“Territorio” (2016), Alexandra Cuesta, 66’, Equador, video, color, courtesy of the filmmaker.
The gaze and processes of rotation and retroactivity of the gaze are central to the philosophical and epistemological reflection of the 20th and early 21st centuries. From the phenomenology of Merleau-Ponty’s perception to Viveiros de Castro’s amerindian perspectivism, to Sartre’s phenomenological descriptions, the thinking of the perceptive and cognitive models is combined with a reflection on the relations between subject/observer and object/observed. The possibility arises of overcoming the conventional binary framework of epistemology and the models of vision of hegemonic European modernity.
Seeing Being Seen: territories, frontiers, circulations reunites a set of latin american filmmakers movies, where the treatment of dynamic notions of “territory” and “frontier” – and the underlying principle of circulation – it’s based on a mobility and look-back system. This system calls into question the dual and hierarchical relationship between the observer/observed, subject/object, human/nonhuman categories that structure the dominant epistemic and representative model. Through the experimental cinematographically forms, the three movies of the program figure sensory situations of observer exposure while looking at the other, a “see being seen”copresence experiences close to a model of corepresentation that exceeds the subject/object binarism. The activation processes, agency and circulation of viewpoints (humans and nonhumans: machinic, animals, vegetables, minerals) go through the works of the program. All of them outperform the colonial representations of landscape, nature and human figure, in a framework of reciprocity and de-anthropocentralization, fundamental aspect in a period of iminent ecological catastrophe – and of threat to amerindian people.
Ecuador’s poetic-political cartography of Revolución Ciudadana, Territorio (2013), by Alexandra Cuesta, describes the experiences of gaze and the representative act in which the subject of representation is invested by the vision of represented objects.
Film + Artist Talk
7th march of 2020, 5 PM – 7 PM
Território (2013), Alexandra Cuesta, 66’, Equador.

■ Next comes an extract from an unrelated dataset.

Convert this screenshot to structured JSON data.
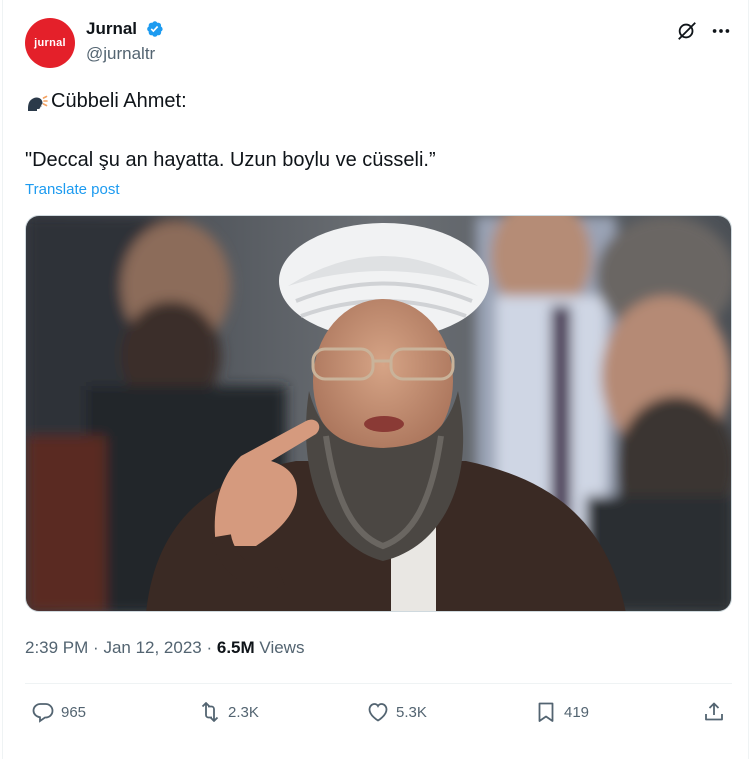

Filmed in Equador, the trajectory begins in the ocean, crosses the mountains and reaches the jungle. The film constructs a temporal experience where the still camera depicts images of geography and people waiting to be observed. The film’s path draws a human cartography that strives to strike an impossible balance between the traveler’s alien gaze and the committed familiarity of someone who returns home temporarily. The work develops as a series of fragments. Life is portrayed in front of the camera and each shot retains its frame. Just as Walter Benjamin describes the long-term exposure effect of the early days of photography as the experience of models within – and not outside – of the moment, in Territorio, the duration of each plane invites the subject to slowly grow in image with the subject over time responding directly to the presence of the filmmaker.
The work of Ecuadorian filmmaker Alexandra Cuesta combines the tradition of experimental cinema with documentary practices. The director investigates the reciprocity of the look in the audiovisual representations. Images often depart from the public sphere to underline the poetics of common experience.
Cuesta’s films were exhibited at various festivals, museums and cultural institutions such as FID Marseille, The Museum of Contemporary Art Los Angeles, Viennale, BAFICI, Cinéma du Reel, FIC Valdivia, Fronteira, Image Forum Tokyo, Anthology Film Archives, Bienal de Cuenca, Courtisane, New York Film Festival, Havana.
MFA in Film and Video by California Institute of the Arts and BFA in Photography by Savannah College of Art and Design. Laureate with the Guggenheim Scholarship in 2018.
Raquel Schefe is a researcher, director, programmer and lecturer at Sorbonne Nouvelle University – Paris 3. PhD in Film and Audiovisual Studies at Sorbonne Nouvelle University – Paris 3 with a thesis dedicated to Mozambican revolutionary cinema, she holds a master’s degree in documentary cinema from the Universidad del Cine de Buenos Aires and graduated in Communication Sciences from Universidade Nova de Lisboa. She published El Autorretrato en el Documental (2008) in Argentina, as well as several books and article chapters in Portugal and abroad. Assistant Professor at Grenoble Alpes University, Professor at Universities, Partis Est – Marne-la-Varllée, Rennes 2, Universidad del Cine de Buenos Aires and Universidad de la Comunicación, Mexico City and guest researcher at the University of California, Los Angeles. She is a postdoctoral fellow at FCT at CEC/University of Lisbon and at the University of Western Cape and co-editor of La Furia Umana.